A large study looking at the link between habitual physical activity and fitness levels shows that "moderate-vigorous physical activity" is the most efficient way of boosting fitness.

Gleaned from cardiopulmonary exercise tests (CPETs) and data from fitness-tracking wearables worn by 2,070 participants, the finding still held even when factoring in variables like age, sex, obesity, and cardiovascular risk, scientists report.

In terms of achieving changes in fitness, each minute of extra moderate-to-vigorous exercise on average was equivalent to about 3 minutes of walking, and equivalent to about 14 minutes less sedentary time. What's more, extra time exercising and increasing step counts each day seem to be able to offset the negative effects on fitness of being sedentary.

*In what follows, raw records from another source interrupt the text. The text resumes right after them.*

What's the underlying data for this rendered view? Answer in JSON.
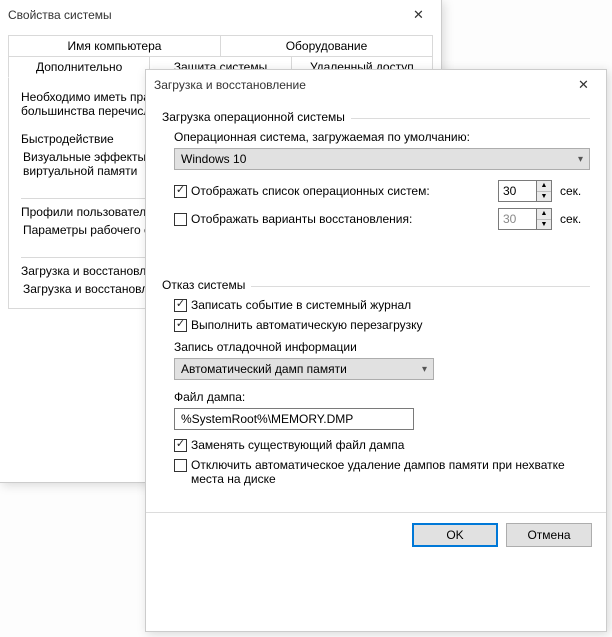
{
  "back_window": {
    "title": "Свойства системы",
    "tabs_row1": [
      "Имя компьютера",
      "Оборудование"
    ],
    "tabs_row2": [
      "Дополнительно",
      "Защита системы",
      "Удаленный доступ"
    ],
    "active_tab": "Дополнительно",
    "note": "Необходимо иметь права администратора для изменения большинства перечисленных параметров.",
    "s1_title": "Быстродействие",
    "s1_text": "Визуальные эффекты, использование процессора, оперативной и виртуальной памяти",
    "s2_title": "Профили пользователей",
    "s2_text": "Параметры рабочего стола, относящиеся ко входу в систему",
    "s3_title": "Загрузка и восстановление",
    "s3_text": "Загрузка и восстановление системы, отладочная информация"
  },
  "front_window": {
    "title": "Загрузка и восстановление",
    "boot": {
      "group_title": "Загрузка операционной системы",
      "default_os_label": "Операционная система, загружаемая по умолчанию:",
      "default_os_value": "Windows 10",
      "show_list_label": "Отображать список операционных систем:",
      "show_list_value": "30",
      "recovery_list_label": "Отображать варианты восстановления:",
      "recovery_list_value": "30",
      "sec_unit": "сек."
    },
    "fail": {
      "group_title": "Отказ системы",
      "log_label": "Записать событие в системный журнал",
      "reboot_label": "Выполнить автоматическую перезагрузку",
      "debug_title": "Запись отладочной информации",
      "debug_select": "Автоматический дамп памяти",
      "dump_file_label": "Файл дампа:",
      "dump_file_value": "%SystemRoot%\\MEMORY.DMP",
      "overwrite_label": "Заменять существующий файл дампа",
      "disable_autodel_label": "Отключить автоматическое удаление дампов памяти при нехватке места на диске"
    },
    "buttons": {
      "ok": "OK",
      "cancel": "Отмена"
    }
  }
}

"By establishing the relationship between different forms of habitual physical activity and detailed fitness measures, we hope that our study will provide important information that can ultimately be used to improve physical fitness and overall health across the life course," says cardiologist Matthew Nayor from Boston University.

CPETs measure peak oxygen uptake or VO2, an indication of how much oxygen the body can use during exercise. The more oxygen the body can take on and process as it works, the higher the level of aerobic fitness.

It turns out that moderate-vigorous physical activity (or MVPA) is best for boosting VO2, based on these CPET results. Anything that gets your heart beating faster and your breathing heavier counts as MVPA – so a brisk walk or a bike ride, for example.

It's worth noting that the study focused on levels of fitness, rather than any health-related outcomes – but fitness is closely linked to a reduced risk of numerous health issues, including diabetes, cancer, and cardiovascular disease.

"Therefore, improved understanding of methods to improve fitness would be expected to have broad implications for improved health," says Nayor.

While it's no surprise that MVPA is good for your fitness, few previous studies have analyzed both physical activity levels and aerobic fitness as precisely as this research does, across so many people and at the same time.

As the study participants were part of a long-term research project (the Framingham Heart Study), the team was able to compare two separate datasets from the same people, eight years apart, to see the long-term impact of regular exercise.

There are limitations to the study too, because exercise affects us all differently, and this research looks at a bunch of similar middle-aged people from the same party of the world. Even so, it's a clear indication of the fitness and health benefits of MVPA.

"These findings are consistent with the notion that different forms of physical activity (especially MVPA) are associated with cardiorespiratory fitness in the general public regardless of one's age, sex, BMI, or cardiovascular disease status," the researchers explain.

The research has been published in the European Heart Journal.